• **Assigned task**
The lines you return should be those containing the string "JSON", taken from the data below.

• **Excerpted records**
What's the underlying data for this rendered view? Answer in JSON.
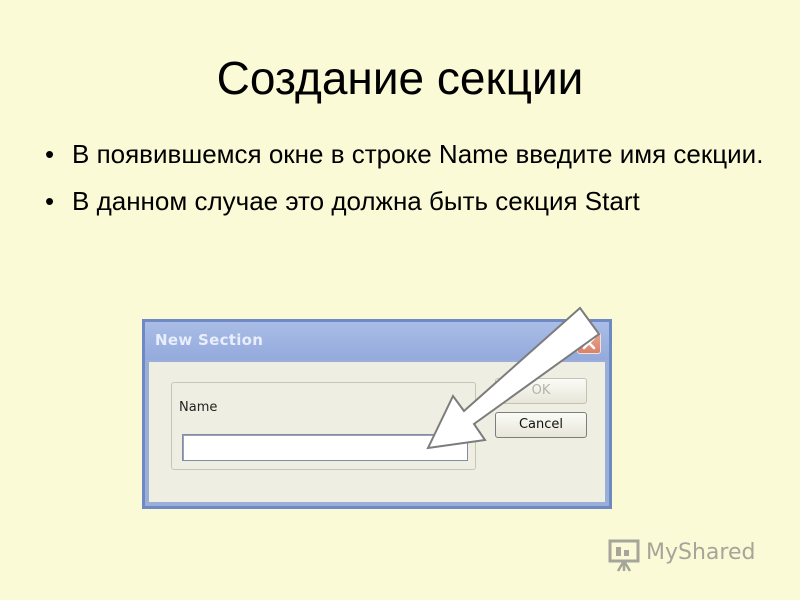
{
  "slide": {
    "title": "Создание секции",
    "bullets": [
      "В появившемся окне в строке Name введите имя секции.",
      "В данном случае это должна быть секция Start"
    ],
    "bullet_char": "•"
  },
  "dialog": {
    "title": "New Section",
    "close_icon": "close-icon",
    "name_label": "Name",
    "name_value": "",
    "ok_label": "OK",
    "ok_enabled": false,
    "cancel_label": "Cancel"
  },
  "watermark": {
    "text": "MyShared",
    "icon": "presentation-screen-icon"
  },
  "colors": {
    "background": "#fafad6",
    "title_bar": "#9aaed8",
    "close_button": "#d9826a",
    "dialog_body": "#efeee2"
  }
}
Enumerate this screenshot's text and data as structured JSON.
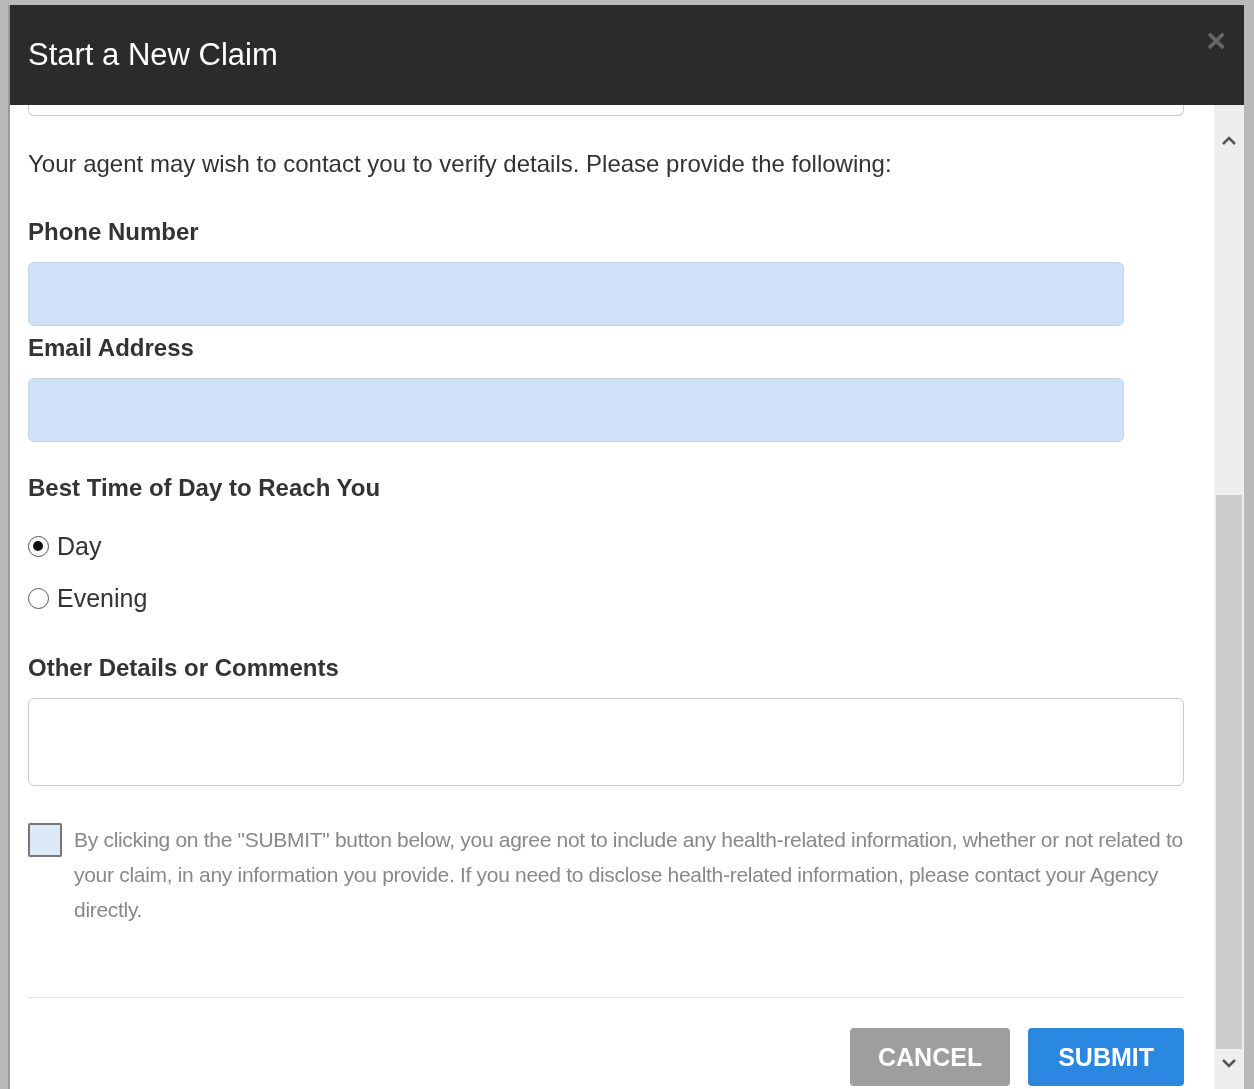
{
  "dialog": {
    "title": "Start a New Claim",
    "close": "×"
  },
  "intro": "Your agent may wish to contact you to verify details. Please provide the following:",
  "fields": [
    {
      "label": "Phone Number",
      "kind": "filled"
    },
    {
      "label": "Email Address",
      "kind": "filled"
    }
  ],
  "time_of_day": {
    "label": "Best Time of Day to Reach You",
    "options": [
      {
        "label": "Day",
        "selected": true
      },
      {
        "label": "Evening",
        "selected": false
      }
    ]
  },
  "comments": {
    "label": "Other Details or Comments"
  },
  "agreement": {
    "checked": false,
    "text": "By clicking on the \"SUBMIT\" button below, you agree not to include any health-related information, whether or not related to your claim, in any information you provide. If you need to disclose health-related information, please contact your Agency directly."
  },
  "buttons": [
    {
      "label": "CANCEL",
      "kind": "secondary"
    },
    {
      "label": "SUBMIT",
      "kind": "primary"
    }
  ]
}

• **Solution below**
What's the underlying data for this rendered view? Answer in JSON.
Enumerate this screenshot's text and data as structured JSON.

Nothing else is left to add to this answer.